Neuromarketing comes to our aid right here. Neuromarketing, he explains, is in fact a “discipline aimed at identifying communication channels that allow realizing purchasing decision-making processes through the use of methodologies related to neuroscience, marketing, advertising and semiotics.” There are many definitions of neuromarketing, but Diotto invites you to read Rooger Dooley’s, an American marketer, author of the famous book Brainfluence. Neuromarketing according to Dooley is the application of neuroscience to marketing. And so far, nothing new.
However, neuromarketing includes the direct use of functional neuroimaging techniques, which allow scanning and measurement of brain activity to measure a subject's response to specific products, packaging, advertising or other elements of Marketing. In some cases, the brain responses measured by these techniques may not be consciously perceived by the subject; therefore, these data may be more revealing than those self-reporting on surveys, interviews, focus groups.” This reflection, however, opens up a further question: not all marketing is neuromarketing, although from a certain point of view every marketing campaign seeks to produce neurocognitive activities that will lead to a behavior of desired purchase.

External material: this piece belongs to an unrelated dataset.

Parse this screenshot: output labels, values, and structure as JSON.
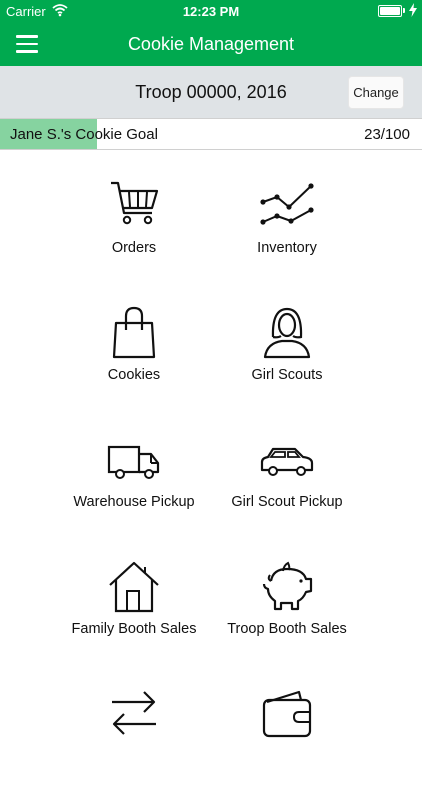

Diotto explains that it is better to “exclude strategic marketing actions that do not specifically incorporate neuroscience-based research or the introduction of archetypal structures that allow the message to be properly decoded, especially in brand positioning. It is therefore useful to understand that marketing strategies are only the tip of the iceberg but knowing everything that is underneath we could achieve so much more.” But what's in the hidden part of the iceberg?
How neuromarketing drives sales

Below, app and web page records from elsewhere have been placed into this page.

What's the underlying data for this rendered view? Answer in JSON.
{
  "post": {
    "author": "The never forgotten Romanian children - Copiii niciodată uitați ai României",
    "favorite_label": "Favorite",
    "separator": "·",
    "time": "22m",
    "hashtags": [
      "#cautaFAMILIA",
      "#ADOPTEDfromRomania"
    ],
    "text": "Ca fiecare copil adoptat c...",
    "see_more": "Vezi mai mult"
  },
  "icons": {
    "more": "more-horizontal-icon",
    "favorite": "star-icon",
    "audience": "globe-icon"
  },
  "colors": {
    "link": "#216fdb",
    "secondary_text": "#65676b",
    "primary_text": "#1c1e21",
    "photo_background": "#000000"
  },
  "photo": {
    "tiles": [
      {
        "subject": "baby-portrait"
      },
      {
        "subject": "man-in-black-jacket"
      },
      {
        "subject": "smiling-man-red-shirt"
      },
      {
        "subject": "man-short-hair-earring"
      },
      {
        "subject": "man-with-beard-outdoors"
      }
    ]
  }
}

Since last winter, Diotto has been directing the new Neuromarketing series for the Milan based publisher Hoepli. For his series he edited the Italian edition of a fundamental and revolutionary book: The Code of Persuasion, written by Christophe Morin and Patrick Renvoisé of Salesbrain, one of the most important neuromarketing agencies in the world.
The Persuasion Code is a fundamental tool for understanding and applying neuromarketing. It is also useful for young people, as it allows them to familiarize themselves with concepts, practices and jobs that will be increasingly crucial in the very near future.

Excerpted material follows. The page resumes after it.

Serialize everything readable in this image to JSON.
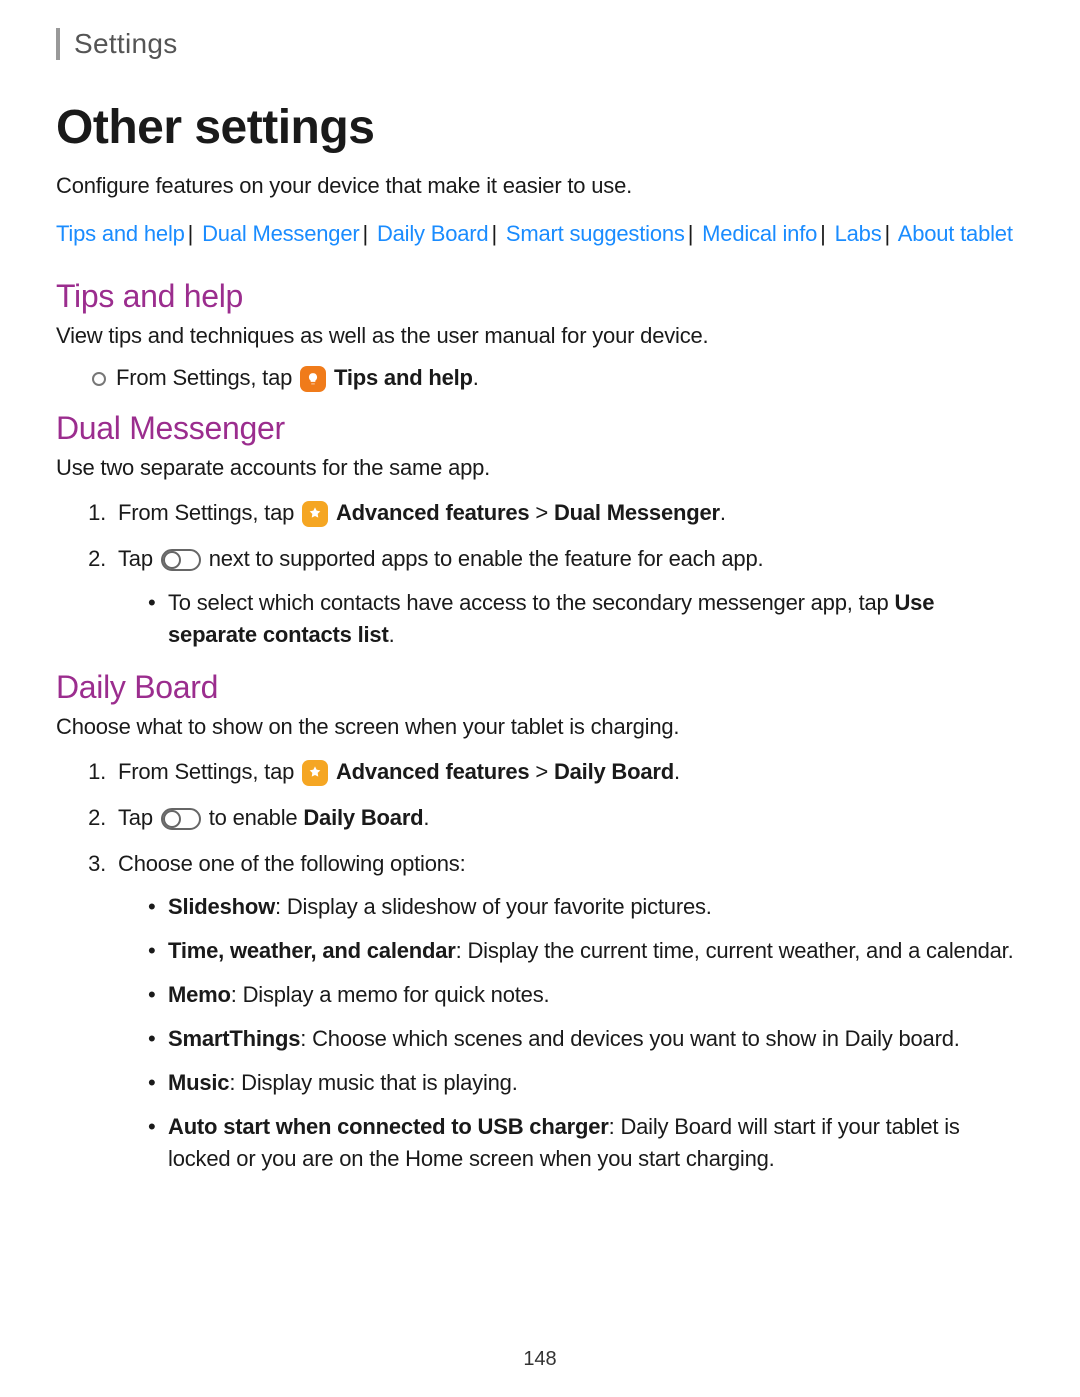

Neuromarketing manages to block the moment when an emotion is experienced by the public and settles into its unconscious
The Code of Persuasion, the curator of the Italian edition explains, takes us on a long journey. “First you discover the fundamentals of the brain, persuasion, emotions, and then you learn how to apply them.” Morin and Renvoisé help change the way we think and work, to be creative and to set marketing strategies. Neuromarketing, Diotto continues, “allows the identification of the most suitable communication channels to achieve purchasing decision-making processes through the use of neuroscience-related methodologies.” Neuromarketing becomes an essential part of the baggage of every marketer and communicator.
Neuromarketing, Diotto concludes, “is born and makes sense within a company strategy, to give concrete answers to the motivations that drive the customer to purchase, as it manages to block the moment when an emotion is experienced by the and settles into his unconscious.
“The scientific study of what is done within the advertising product”, he concludes, “thanks to the meeting of images, sounds and colors with emotions becomes the scientific basis on which to design advertising campaigns and advertising strategies for every company and every product on the market.”